And you know something, it feels good. I have a pretty clear sense of what brings meaning to my life, and I am jettisoning or recycling the stuff that doesn’t connect with who I am and where I want to go.
These thoughts are especially pertinent to many Gen Jonesers. As I’ve written before, for our generation, it’s game time. As a group, we’ve still got a lot of fuel left in the tank, but we need to be open to how we can create really great years ahead and define our personal legacies.
This is a considerably reworked and augmented version of a 2011 post from my professional blog Minding the Workplace.
If you’ve been following this blog, you probably know that I am a nostalgic creature by nature. I often joke that I can get all soggy over the sandwich I had for lunch yesterday. I’ve been this way since I was a kid.
The turning of the calendar to a New Year only reinforces this trait.
Our memories serve to create and re-create us all the time. What are we, but this series of stories that we tell ourselves and these images that we conjure? Even our vision of the future is anchored in the stories and images we remember. And the present is some powerful spark, fueled by what we remember and what we imagine about the future.
I recently sat down with a dear friend of mine who enjoyed a distinguished career in the U.S. Navy, starting with an appointment to the Naval Academy at Annapolis and including service as a officer and captain on destroyers during the Cold War. Over the year, his daughter sorted through his personal papers and assembled a series of albums centered on his career, and they evoke rich memories for him and tell compelling historical, human stories to me. The albums are among the keepsakes and remembrances of a good life.
Nevertheless, Minister Morn urges that memories both good and bad “can hold us back from living fully and well.” Dwelling upon “an idealized vision of our past” can cause us to overlook the gifts of the present. For example, sad is the life of the former high school football star stuck in the glories of touchdowns past, or the frustrated actress who lives in the moment of her one star turn decades ago.
By contrast, adds Morn, defining our present “by means of a memory of abuse or illness or some other terrible thing” will cause us to have a “fitful and troubled” sleep through the present. She adds that “(t)he challenge with memory is to hold it lightly, to avoid being trapped in the comfort or terror of it for too long.” For example, in my professional blog, Minding the Workplace, I often write about those who are dealing with memories of severe bullying and harassment at work. Post traumatic stress can cause people to rehash details of bad experiences over and again, undermining their ability to move forward.
Those who are not beset by long and sharp memories (especially you non-Cancerians!) may find it hard to relate to these observations. Consider it a partial blessing! For those of us whose memories stick around, here’s to finding and keeping a proper place for them.

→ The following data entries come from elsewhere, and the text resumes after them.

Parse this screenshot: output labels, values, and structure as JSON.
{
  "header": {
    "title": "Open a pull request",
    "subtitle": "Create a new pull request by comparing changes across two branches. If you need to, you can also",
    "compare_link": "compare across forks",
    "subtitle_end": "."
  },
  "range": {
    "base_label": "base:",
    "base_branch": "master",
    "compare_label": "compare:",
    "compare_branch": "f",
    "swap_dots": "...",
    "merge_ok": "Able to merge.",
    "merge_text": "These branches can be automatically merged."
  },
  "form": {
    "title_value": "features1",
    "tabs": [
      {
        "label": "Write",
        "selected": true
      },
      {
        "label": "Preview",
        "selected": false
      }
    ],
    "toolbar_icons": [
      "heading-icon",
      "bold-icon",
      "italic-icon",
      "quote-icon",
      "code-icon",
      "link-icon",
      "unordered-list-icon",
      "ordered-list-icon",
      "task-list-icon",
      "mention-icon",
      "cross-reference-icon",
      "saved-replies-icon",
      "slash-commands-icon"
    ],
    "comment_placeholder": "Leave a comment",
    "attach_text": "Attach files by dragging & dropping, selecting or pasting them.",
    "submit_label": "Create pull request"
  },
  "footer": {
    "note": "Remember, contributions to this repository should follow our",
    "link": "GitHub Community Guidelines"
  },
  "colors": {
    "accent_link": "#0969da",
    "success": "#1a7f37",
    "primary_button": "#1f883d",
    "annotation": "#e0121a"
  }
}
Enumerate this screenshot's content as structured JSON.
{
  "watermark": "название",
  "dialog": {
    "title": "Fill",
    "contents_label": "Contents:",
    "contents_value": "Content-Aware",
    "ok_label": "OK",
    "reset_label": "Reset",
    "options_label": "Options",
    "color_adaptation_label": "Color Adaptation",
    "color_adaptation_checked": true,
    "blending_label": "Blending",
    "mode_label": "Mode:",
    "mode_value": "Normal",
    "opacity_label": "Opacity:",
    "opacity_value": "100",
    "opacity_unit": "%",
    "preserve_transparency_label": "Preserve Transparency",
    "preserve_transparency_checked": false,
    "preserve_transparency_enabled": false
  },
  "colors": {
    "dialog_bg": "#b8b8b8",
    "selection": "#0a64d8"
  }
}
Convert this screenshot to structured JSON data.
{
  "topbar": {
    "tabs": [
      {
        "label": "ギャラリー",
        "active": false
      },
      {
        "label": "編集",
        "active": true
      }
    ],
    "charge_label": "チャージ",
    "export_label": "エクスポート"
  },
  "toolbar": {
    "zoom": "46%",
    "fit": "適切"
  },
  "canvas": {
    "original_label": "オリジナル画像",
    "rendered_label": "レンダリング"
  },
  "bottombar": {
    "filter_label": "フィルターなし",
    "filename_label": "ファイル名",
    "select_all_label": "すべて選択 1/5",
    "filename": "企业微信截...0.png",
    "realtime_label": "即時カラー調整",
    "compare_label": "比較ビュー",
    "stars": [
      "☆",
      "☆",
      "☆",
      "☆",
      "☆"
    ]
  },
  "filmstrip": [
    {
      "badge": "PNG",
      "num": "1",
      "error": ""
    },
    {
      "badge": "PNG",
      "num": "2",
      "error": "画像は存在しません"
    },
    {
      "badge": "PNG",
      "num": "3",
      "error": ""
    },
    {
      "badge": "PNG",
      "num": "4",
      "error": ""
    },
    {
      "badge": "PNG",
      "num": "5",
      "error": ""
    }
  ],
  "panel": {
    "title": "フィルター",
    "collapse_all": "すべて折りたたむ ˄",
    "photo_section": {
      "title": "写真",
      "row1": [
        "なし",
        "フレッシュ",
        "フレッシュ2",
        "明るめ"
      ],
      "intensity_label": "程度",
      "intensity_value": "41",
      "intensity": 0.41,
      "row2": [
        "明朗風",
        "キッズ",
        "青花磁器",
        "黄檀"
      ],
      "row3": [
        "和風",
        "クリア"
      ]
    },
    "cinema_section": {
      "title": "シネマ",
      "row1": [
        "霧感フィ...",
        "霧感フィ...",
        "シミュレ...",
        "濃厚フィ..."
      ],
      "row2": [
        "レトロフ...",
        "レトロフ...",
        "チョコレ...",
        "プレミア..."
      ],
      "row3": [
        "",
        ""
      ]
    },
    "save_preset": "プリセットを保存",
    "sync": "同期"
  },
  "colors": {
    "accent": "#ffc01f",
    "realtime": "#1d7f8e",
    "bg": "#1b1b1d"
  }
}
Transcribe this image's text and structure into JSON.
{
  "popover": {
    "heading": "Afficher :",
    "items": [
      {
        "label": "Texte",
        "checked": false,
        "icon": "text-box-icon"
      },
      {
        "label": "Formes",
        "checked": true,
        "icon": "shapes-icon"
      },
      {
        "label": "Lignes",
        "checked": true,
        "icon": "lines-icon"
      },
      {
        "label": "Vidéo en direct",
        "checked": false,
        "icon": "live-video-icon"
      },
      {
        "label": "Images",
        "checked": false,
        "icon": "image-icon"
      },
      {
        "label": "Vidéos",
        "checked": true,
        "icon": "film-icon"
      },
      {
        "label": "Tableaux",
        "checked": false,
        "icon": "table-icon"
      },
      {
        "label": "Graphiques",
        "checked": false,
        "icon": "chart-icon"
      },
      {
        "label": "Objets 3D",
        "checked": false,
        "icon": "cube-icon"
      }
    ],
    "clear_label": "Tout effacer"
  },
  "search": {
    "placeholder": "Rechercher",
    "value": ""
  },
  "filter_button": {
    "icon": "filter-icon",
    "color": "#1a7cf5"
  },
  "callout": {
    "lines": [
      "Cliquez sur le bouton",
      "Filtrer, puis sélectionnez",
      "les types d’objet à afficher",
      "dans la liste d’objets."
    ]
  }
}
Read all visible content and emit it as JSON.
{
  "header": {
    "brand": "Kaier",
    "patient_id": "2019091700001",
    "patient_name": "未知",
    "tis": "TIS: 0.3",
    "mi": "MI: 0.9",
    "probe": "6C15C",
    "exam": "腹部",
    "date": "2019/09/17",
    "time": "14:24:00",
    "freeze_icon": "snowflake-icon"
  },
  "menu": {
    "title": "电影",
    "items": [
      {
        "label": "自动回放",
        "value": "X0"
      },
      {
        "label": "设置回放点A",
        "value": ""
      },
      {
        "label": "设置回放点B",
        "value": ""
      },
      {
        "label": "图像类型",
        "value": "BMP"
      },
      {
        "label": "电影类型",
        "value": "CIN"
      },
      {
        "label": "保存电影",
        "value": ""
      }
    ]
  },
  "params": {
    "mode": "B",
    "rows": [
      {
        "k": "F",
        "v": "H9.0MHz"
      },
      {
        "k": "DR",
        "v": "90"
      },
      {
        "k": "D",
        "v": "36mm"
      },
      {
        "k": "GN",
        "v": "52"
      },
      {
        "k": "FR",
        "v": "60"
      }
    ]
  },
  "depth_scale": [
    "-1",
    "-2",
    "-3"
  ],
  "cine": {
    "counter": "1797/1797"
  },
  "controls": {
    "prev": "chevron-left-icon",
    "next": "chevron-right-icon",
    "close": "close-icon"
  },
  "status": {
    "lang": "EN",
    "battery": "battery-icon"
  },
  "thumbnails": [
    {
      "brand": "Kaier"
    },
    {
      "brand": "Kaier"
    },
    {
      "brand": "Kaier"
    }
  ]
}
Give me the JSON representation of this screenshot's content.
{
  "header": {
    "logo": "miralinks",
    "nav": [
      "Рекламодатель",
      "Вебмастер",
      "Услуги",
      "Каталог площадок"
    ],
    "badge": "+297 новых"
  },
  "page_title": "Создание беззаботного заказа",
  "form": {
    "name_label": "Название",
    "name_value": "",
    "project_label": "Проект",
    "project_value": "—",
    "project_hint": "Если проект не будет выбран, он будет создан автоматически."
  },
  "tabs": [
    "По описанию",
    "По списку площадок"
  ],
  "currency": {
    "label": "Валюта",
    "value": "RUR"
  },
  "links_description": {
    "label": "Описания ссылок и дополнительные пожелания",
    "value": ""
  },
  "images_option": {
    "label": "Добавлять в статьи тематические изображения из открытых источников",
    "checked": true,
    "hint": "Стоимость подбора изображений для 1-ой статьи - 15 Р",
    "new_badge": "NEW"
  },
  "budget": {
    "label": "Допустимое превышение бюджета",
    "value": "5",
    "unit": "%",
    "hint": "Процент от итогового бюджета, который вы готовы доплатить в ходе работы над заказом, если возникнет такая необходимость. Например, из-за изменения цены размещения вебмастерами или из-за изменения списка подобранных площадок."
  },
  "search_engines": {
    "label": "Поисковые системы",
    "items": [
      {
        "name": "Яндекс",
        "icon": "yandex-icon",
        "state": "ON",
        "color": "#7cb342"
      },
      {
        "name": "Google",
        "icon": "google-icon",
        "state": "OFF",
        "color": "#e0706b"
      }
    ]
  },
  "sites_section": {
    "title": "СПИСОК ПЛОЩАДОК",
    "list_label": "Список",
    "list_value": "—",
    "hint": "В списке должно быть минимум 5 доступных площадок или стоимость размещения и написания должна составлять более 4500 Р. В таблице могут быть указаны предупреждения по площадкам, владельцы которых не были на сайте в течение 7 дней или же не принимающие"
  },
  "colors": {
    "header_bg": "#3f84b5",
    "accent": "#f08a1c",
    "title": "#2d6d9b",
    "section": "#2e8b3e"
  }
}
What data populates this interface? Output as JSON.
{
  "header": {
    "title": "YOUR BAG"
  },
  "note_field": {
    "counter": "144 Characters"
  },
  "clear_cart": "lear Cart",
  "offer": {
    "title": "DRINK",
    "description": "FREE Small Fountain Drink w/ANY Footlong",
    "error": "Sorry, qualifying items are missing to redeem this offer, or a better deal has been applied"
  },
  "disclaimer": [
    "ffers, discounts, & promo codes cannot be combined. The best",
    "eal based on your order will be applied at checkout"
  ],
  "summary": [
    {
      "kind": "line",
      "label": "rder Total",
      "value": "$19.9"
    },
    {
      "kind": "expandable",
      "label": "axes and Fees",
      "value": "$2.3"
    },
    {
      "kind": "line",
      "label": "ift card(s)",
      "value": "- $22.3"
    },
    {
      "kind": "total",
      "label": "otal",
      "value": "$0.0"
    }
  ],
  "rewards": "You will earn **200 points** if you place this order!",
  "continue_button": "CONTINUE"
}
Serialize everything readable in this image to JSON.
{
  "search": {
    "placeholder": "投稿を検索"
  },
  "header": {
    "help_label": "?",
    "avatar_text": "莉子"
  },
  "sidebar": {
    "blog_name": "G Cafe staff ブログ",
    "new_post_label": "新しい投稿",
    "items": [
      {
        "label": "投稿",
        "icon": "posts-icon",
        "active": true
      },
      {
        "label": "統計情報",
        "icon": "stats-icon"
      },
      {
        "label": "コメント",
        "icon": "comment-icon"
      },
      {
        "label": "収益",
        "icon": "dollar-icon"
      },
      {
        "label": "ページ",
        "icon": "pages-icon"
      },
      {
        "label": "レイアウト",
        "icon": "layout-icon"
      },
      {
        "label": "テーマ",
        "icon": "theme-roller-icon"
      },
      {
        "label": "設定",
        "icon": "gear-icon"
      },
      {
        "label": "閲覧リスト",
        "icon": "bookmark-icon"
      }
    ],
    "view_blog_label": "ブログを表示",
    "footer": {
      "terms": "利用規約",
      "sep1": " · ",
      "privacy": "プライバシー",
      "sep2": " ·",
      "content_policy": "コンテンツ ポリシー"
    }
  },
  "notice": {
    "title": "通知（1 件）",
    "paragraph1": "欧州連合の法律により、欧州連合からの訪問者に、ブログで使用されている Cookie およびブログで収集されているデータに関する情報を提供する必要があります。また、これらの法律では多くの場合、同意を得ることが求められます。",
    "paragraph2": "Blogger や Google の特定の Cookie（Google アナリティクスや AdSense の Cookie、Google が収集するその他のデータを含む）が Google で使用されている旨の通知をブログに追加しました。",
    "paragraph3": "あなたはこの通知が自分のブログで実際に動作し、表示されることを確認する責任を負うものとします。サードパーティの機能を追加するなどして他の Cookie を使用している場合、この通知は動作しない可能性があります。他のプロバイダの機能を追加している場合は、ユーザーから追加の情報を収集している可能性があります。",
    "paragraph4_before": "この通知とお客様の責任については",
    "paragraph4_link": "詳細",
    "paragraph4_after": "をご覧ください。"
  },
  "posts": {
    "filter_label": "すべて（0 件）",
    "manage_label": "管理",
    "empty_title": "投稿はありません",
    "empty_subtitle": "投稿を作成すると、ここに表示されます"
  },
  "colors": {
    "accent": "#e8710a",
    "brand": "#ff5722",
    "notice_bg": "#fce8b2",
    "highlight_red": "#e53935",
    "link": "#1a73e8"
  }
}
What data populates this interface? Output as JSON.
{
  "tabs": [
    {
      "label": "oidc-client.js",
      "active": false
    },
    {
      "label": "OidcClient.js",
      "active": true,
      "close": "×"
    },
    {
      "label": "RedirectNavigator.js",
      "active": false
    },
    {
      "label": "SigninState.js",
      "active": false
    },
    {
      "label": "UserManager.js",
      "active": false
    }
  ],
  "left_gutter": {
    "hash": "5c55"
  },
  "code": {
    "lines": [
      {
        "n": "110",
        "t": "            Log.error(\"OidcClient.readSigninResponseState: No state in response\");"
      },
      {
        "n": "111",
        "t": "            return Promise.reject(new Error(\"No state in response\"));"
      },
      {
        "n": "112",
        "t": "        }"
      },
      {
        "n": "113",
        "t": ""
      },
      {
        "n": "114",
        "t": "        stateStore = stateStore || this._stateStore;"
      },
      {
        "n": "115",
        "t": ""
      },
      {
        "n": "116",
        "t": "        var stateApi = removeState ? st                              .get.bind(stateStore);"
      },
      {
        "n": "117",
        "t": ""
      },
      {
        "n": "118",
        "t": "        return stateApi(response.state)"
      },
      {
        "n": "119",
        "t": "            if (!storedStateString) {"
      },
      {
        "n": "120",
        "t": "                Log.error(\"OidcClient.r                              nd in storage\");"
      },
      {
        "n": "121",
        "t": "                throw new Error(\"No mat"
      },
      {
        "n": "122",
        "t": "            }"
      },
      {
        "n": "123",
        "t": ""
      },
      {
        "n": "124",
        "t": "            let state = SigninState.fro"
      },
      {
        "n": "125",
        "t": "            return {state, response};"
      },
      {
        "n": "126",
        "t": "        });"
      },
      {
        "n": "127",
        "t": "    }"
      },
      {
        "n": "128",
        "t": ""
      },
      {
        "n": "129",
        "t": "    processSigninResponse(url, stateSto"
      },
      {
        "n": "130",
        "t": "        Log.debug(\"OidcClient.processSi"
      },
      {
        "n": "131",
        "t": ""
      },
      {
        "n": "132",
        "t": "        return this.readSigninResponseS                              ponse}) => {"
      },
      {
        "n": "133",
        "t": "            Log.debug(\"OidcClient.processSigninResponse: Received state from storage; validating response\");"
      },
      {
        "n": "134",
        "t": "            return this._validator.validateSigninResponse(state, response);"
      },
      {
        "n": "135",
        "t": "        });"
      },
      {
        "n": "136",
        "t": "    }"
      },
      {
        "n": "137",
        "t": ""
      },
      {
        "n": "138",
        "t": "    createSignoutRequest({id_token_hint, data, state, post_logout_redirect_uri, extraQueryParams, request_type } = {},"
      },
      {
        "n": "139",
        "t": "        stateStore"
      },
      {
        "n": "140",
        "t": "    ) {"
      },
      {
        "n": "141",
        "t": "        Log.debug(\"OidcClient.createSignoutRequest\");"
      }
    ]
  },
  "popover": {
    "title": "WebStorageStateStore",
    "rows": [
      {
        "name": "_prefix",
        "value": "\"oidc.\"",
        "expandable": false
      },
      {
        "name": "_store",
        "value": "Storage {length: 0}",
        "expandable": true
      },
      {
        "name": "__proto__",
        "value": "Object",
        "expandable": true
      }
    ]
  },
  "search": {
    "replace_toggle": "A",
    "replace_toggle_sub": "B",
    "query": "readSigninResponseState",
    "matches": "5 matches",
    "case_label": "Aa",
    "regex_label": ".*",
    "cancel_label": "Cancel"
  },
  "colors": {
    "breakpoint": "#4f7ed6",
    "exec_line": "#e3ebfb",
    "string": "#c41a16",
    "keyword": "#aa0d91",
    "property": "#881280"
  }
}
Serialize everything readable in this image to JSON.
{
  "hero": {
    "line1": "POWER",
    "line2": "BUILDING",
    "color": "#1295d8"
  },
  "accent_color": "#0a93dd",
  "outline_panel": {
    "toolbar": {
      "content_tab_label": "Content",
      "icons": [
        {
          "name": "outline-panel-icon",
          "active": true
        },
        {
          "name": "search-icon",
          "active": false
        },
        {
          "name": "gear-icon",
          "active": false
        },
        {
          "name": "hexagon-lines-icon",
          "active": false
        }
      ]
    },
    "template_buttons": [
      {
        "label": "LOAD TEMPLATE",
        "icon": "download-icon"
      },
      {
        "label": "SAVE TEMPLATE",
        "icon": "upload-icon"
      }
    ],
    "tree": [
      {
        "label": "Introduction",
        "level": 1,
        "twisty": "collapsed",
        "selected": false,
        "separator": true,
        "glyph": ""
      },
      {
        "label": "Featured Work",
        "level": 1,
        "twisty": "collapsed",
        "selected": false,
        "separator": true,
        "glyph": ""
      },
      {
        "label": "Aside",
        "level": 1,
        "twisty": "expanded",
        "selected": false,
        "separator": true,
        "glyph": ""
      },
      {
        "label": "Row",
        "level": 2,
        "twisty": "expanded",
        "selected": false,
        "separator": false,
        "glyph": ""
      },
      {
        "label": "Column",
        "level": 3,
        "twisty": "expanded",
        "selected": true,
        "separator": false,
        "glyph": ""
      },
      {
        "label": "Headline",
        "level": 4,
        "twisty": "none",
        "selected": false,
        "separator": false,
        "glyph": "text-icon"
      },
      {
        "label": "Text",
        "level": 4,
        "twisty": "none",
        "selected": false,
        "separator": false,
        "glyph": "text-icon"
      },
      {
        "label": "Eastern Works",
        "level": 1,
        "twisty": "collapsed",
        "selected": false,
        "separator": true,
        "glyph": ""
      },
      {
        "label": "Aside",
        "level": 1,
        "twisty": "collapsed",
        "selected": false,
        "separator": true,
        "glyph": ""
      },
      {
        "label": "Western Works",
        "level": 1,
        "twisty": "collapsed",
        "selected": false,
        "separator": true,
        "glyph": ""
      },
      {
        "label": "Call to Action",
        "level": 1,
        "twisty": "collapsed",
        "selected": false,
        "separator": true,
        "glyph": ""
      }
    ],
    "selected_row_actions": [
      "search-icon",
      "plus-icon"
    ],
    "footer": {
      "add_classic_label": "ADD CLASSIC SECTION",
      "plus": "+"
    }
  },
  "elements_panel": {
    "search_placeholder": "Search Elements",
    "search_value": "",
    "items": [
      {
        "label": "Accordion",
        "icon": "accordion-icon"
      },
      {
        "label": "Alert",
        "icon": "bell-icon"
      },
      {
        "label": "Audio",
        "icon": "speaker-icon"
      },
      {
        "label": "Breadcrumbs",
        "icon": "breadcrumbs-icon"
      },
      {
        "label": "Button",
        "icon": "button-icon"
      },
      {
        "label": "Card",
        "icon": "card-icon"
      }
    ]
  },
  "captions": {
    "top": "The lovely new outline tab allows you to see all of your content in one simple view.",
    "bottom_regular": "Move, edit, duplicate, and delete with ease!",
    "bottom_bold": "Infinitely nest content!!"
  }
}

And, while I’m at it, allow me to wish you a safe, healthy, and meaningful 2014!
Here’s the story behind this photograph: In July 2011, I participated in a law & mental health conference at Humboldt University in Berlin. On one of the conference days, all morning and into a lunch hour walk, I found myself humming one of my favorite Gershwin songs, “A Foggy Day (In London Town).” I simply couldn’t get it out of my head!
Well, with lunch hour coming to an end, I made my way back to the conference site, and as I turned the corner into the main university plaza, these two students were playing…yup…you guessed it. It sent a (good) chill up and down my spine…and earned the kids a few euros.
The phenomenon is called synchronicity, a pair of related events that do not appear to be causally connected. Some would call it a coincidence, but those who know of the theories of psychologist Carl Jung might well suggest that a more psychic element is at play. I would tend to agree. I’m not the most psychic or intuitive person around, but I’ve had these moments too often to write them off as products of chance.
What about you? Do you buy into the idea of synchronicity?